(Beginning of INFORMATION GIVEN)
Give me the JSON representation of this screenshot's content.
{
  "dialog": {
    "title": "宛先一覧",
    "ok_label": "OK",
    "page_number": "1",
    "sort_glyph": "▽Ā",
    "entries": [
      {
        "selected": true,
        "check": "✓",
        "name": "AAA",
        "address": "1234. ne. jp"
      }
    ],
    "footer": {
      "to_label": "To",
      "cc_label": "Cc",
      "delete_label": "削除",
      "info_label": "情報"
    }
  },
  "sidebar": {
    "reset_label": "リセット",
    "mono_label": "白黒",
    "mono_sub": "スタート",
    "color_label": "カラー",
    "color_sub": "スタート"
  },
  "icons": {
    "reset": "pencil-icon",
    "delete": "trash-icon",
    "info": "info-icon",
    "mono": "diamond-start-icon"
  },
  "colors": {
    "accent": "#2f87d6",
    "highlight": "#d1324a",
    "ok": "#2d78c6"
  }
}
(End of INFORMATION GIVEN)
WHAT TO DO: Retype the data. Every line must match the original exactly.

REPLY:
Give me the JSON representation of this screenshot's content.
{
  "dialog": {
    "title": "宛先一覧",
    "ok_label": "OK",
    "page_number": "1",
    "sort_glyph": "▽Ā",
    "entries": [
      {
        "selected": true,
        "check": "✓",
        "name": "AAA",
        "address": "1234. ne. jp"
      }
    ],
    "footer": {
      "to_label": "To",
      "cc_label": "Cc",
      "delete_label": "削除",
      "info_label": "情報"
    }
  },
  "sidebar": {
    "reset_label": "リセット",
    "mono_label": "白黒",
    "mono_sub": "スタート",
    "color_label": "カラー",
    "color_sub": "スタート"
  },
  "icons": {
    "reset": "pencil-icon",
    "delete": "trash-icon",
    "info": "info-icon",
    "mono": "diamond-start-icon"
  },
  "colors": {
    "accent": "#2f87d6",
    "highlight": "#d1324a",
    "ok": "#2d78c6"
  }
}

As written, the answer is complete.